Because our projects are often so different, the complimentary ingredients of curiosity and faith serve as the special sauce to successfully realizing a given project. It’s not unusual to start a project like Purple Pedals without knowing how we’re going to get to the finish line. So we ask a lot of questions, tap our network of talented friends and use our experience in Research and Development to create rapid prototypes along the path to figuring out what will actually work. Getting something out the door on time and on budget is its own artform. And we take pride in our ability to apply R&D to a realistic schedule and a well-honed product.
There’s another element that makes our work fun–being able to share the learning with a larger audience and seeing them run with it. Take, for example, the YBox. Presented as a proof of concept, and then an open-sourced kit, it was updated and improved by Darco and Ladyada resulting in the Ybox 2.0. The new version is cheaper, sleeker and has more functionality than the original. While we didn’t have time to support (let alone continue developing) the project, opening it up to the community allowed it to mature in ways we hadn’t ever foreseen. And who knows, maybe this even had something to do with Yahoo’s decision to move their widget engine onto the TV? I for one think having simple, networked text channels and developer access to them would be awesome. I’d love to see Yahoo get it right.
Everyone benefits from an open approach–Uncommon, Yahoo and the larger community of developers and users out there. From our end, we like playing with soldering irons, fabricating hardware and creating killer software. And we’d like to continue making a living doing what we love. So our perfect project is getting paid to use these skills to solve unique tech challenges. Plus, with each project we file the research back into our company quiver, growing our knowledge, experience and repertoire of services as we go. In this way, we’re getting paid to learn while our projects get tighter, stronger and faster. On Purple Pedals for example, we had the chance to explore the realms of metal fabrication, hardware and software integration, location-based services and the creation and storage of electrical power from solar and wheel generated electrical systems.
But how does Yahoo benefit from the project? Compared to traditional marketing it’s a hell of a lot cheaper. It’s also more novel–instead of talking about innovation it actually makes innovation, creating self-generating press along the way. Purple Pedals was dreamt up by Yahoo’s talented Buzz Marketing Team. I suspect part of their strategy is a response to the saturated advertising space in which ever more expensive commercials and media buys race to the bottom to grab our attention. As traditional advertising gets more bombastic it also gets less effective. Purple Pedals offers a fresh and interesting take on this state of affairs by questioning whether advertising really has to suck. Within this context, Purple Pedals makes sense–it’s cheaper than making Super Bowl ads, it’s novel and it’s even helpful in that it lets riders document and share their rides with everyone. Finally, it underscores a commitment to fun and innovation that dovetails nicely with the larger marketing message that Yahoo wants to communicate.

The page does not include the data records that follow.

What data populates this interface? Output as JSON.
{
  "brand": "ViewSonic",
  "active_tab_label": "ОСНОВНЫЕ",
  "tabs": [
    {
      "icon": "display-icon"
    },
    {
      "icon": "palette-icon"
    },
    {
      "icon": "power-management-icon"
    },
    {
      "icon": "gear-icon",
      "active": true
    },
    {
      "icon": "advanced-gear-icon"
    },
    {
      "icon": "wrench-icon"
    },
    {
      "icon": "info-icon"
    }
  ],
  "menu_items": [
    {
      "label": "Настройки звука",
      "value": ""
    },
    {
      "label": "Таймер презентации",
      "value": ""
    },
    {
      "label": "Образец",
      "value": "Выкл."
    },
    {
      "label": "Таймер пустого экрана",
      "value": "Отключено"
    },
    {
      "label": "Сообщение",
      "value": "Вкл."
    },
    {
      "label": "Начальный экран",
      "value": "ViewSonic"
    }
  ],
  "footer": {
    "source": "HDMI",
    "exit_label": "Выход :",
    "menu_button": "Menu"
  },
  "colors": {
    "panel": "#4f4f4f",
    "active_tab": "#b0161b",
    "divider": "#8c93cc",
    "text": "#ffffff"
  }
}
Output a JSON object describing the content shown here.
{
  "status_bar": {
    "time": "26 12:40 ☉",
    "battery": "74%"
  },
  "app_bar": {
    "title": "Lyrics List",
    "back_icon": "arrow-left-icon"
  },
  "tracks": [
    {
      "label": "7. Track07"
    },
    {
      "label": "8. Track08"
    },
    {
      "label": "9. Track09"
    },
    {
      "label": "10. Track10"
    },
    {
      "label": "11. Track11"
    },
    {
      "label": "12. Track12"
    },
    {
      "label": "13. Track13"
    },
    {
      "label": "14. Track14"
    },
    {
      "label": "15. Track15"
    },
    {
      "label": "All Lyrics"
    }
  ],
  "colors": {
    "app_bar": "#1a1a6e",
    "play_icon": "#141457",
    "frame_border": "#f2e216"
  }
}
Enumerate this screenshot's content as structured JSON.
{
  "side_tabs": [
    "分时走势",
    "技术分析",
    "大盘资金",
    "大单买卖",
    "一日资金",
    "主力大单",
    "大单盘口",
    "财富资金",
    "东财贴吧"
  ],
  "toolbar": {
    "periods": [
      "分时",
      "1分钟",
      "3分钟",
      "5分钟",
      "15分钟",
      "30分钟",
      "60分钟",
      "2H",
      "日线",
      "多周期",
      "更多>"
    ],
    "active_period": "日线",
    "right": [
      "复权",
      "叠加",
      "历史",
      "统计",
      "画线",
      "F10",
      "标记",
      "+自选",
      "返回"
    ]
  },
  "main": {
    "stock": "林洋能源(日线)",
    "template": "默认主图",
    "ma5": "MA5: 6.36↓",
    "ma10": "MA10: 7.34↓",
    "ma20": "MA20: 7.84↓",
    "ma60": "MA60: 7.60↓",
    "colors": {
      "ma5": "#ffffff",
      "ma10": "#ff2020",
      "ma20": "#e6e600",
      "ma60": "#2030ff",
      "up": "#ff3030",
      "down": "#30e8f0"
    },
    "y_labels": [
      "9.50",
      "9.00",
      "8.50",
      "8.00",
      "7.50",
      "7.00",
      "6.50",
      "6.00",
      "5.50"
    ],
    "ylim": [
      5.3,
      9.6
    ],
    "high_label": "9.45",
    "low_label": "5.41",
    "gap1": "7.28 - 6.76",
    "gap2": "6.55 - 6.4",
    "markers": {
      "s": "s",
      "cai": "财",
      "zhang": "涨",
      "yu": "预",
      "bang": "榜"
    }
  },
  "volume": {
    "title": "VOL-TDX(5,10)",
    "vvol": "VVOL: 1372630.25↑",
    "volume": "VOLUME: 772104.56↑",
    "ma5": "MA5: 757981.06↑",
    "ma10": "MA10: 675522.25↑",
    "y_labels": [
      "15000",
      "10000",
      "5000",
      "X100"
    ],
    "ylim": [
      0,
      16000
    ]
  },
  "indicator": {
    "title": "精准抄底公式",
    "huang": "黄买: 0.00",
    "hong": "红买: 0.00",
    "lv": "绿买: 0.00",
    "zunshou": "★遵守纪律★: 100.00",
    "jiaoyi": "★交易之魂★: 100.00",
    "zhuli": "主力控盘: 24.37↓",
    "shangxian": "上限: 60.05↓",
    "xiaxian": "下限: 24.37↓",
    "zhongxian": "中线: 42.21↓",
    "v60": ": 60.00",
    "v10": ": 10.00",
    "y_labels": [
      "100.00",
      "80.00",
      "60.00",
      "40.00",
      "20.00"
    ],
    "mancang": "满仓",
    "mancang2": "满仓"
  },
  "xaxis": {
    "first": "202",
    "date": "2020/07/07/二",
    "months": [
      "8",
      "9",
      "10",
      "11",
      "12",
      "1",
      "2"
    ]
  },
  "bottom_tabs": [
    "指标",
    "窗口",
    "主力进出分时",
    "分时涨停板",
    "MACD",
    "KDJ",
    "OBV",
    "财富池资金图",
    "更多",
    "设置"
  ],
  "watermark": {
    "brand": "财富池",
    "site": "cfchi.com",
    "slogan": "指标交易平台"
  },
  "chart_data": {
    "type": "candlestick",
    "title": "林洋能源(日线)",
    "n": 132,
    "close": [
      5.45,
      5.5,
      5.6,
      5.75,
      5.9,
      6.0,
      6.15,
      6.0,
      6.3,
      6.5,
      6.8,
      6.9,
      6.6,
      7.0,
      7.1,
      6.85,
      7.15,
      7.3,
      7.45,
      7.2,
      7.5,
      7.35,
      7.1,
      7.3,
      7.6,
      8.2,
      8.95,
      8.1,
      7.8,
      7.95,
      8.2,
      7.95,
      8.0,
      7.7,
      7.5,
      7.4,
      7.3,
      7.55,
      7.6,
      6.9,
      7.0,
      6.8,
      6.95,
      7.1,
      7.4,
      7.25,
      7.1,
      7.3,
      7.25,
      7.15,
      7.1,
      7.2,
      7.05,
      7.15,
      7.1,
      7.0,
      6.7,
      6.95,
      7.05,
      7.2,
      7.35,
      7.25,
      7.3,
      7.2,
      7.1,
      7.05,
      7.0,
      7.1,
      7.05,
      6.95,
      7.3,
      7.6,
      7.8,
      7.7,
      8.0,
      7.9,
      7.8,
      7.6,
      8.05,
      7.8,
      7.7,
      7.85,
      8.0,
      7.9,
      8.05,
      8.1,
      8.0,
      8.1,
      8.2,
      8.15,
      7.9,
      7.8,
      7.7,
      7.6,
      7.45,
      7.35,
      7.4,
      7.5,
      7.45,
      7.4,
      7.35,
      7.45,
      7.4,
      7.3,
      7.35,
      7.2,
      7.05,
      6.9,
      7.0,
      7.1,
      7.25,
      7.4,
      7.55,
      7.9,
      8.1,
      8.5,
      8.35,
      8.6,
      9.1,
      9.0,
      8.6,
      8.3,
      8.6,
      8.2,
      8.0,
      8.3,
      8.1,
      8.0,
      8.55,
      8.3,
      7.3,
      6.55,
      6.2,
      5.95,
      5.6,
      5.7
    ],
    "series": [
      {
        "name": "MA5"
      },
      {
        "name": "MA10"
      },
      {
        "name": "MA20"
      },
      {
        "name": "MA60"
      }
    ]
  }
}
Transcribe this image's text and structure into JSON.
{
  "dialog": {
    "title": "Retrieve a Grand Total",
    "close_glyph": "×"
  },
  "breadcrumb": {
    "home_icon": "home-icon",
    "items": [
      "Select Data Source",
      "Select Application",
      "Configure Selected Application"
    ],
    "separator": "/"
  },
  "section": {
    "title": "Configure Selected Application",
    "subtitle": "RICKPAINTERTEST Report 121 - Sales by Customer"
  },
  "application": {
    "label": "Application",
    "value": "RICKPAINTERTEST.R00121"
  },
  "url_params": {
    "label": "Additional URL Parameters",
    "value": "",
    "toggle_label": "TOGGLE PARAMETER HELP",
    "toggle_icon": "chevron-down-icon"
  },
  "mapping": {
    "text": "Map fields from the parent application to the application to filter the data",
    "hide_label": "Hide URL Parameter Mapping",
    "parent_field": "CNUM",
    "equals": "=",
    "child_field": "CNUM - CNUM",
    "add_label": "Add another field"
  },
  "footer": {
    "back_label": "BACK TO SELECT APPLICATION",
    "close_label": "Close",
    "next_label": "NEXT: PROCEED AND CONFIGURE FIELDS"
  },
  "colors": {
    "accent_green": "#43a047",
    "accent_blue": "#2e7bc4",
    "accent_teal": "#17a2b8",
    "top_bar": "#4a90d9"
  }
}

The mandate from Buzz from the beginning of the project was to open the code and share our research. In other words, to be as helpful and generous to the larger community of developers as possible. This is smart, Long Tail, thinking that will keep projects like Purple Pedals relevant far longer than the traditional blip of advertising. Why? Because over time, web devs and search spiders will continue to link back to the code and resources. In the end, and I think this ties back into the Buzz idea, this type of marketing–helpful, fun, useful, generous, novel–can create its own inertia. Instead of the PR department having to write press releases, bloggers, participants and fans will do it for them. They’ll also do it for free and do it for the right reasons–because they appreciate Yahoo’s effort and associate that generosity with the brand itself.
So we are including everything here for you–from our location based research, to our source code, our CAD files, electronics schematics and PCB design documents. We’re hoping that, like the YBox project, this will inspire developers out there (and Yahoo itself) to continue working on and improving the idea.
Front and Rear Cases (AutoCAD 2007 Format)
Fabrication Visualizations and Parts List
Location-based Technology Research
PCB Files and Electronics Schematic
Master Electronics Parts List
Mor Naaman (Location-based Technology Advice)
Michael Sharon (Location-based Technology Research)
Quill Hyde (Fabrication)
Heather Dewey-Hagborg (Engineering)
Lee Azzarello (Mr. Bicycle)